Led Zeppelin Turned Down Bill Clinton’s Reunion Request
Details of how so many A-list performers agreed to take the stage at Madison Square Garden for the 12-12-12 Superstorm Sandy relief concert last December are beginning to emerge, as is the name of one band who simply said no. Led Zeppelin turned down a chance to reunite for the cause, at the personal request of former president Bill Clinton.
A recent episode of '60 Minutes' on CBS profiled the Robin Hood Foundation, the charity responsible for the quick turnaround of dozens of superstars to New York City. Executive Director David Saltzman credited his charities board of directors -- including powerful entertainment insiders like Harvey Weinstein -- with assembling so many in such a short period.
"Harvey Weinstein had this great idea that we could enlist Bill Clinton who could convince Led Zeppelin to reunite to perform at the 12-12-12 concert," Saltzman says in the video below. Clinton loved the idea, and made plans to make the suggestion at the Kennedy Center Honors Ceremony that took place just weeks before 12-12-12. However, Robert Plant, Jimmy Page and John Paul Jones had no troubles turning down the offer.
"Bill Clinton himself asked Led Zeppelin to reunite and they wouldn't do it," Saltzman says with emphasis into the camera before continuing to focus on all who made the event a $50 million success.

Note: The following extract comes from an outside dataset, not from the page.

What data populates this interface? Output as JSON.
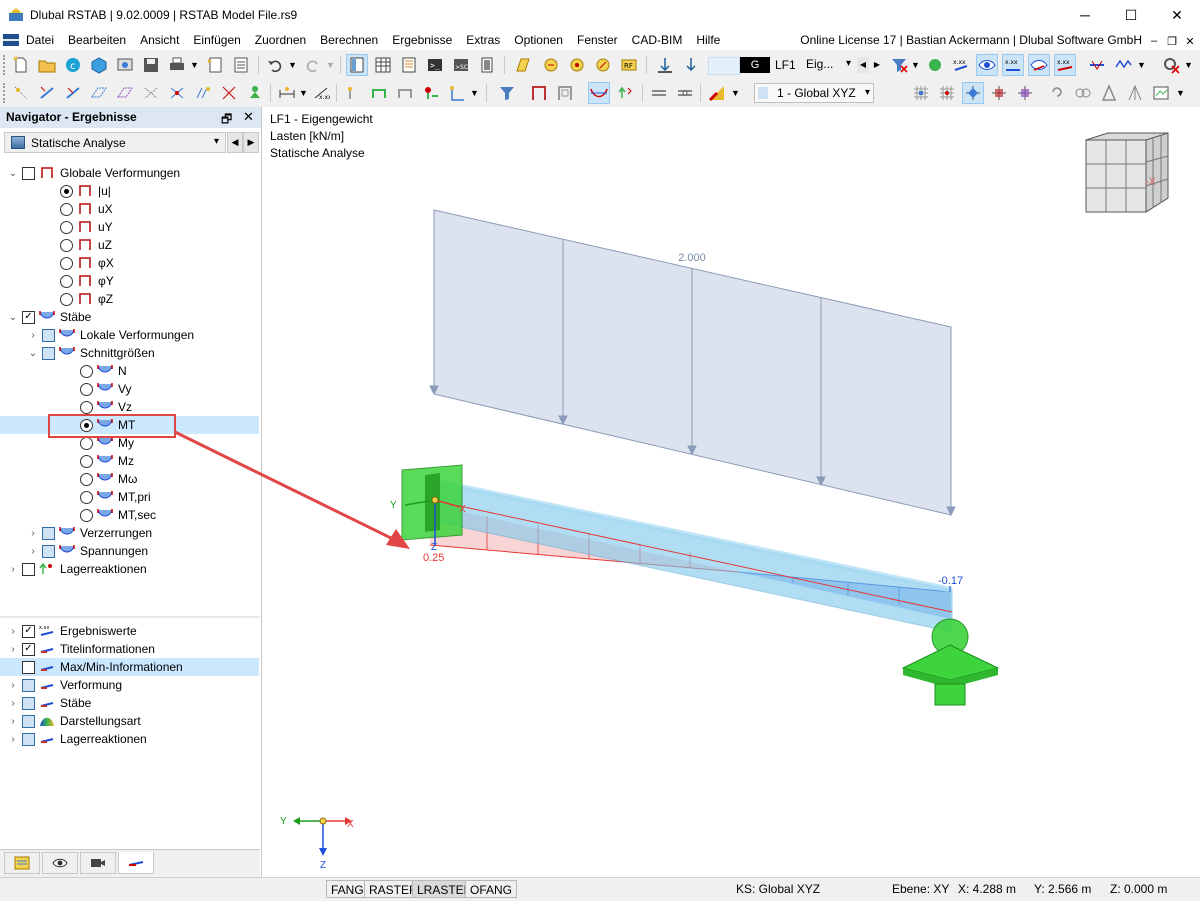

It's doubtful the rock legends made any new fans in the New York City and New Jersey area with this news.
Watch the Story of Bill Clinton Working to Get Led Zeppelin Back Together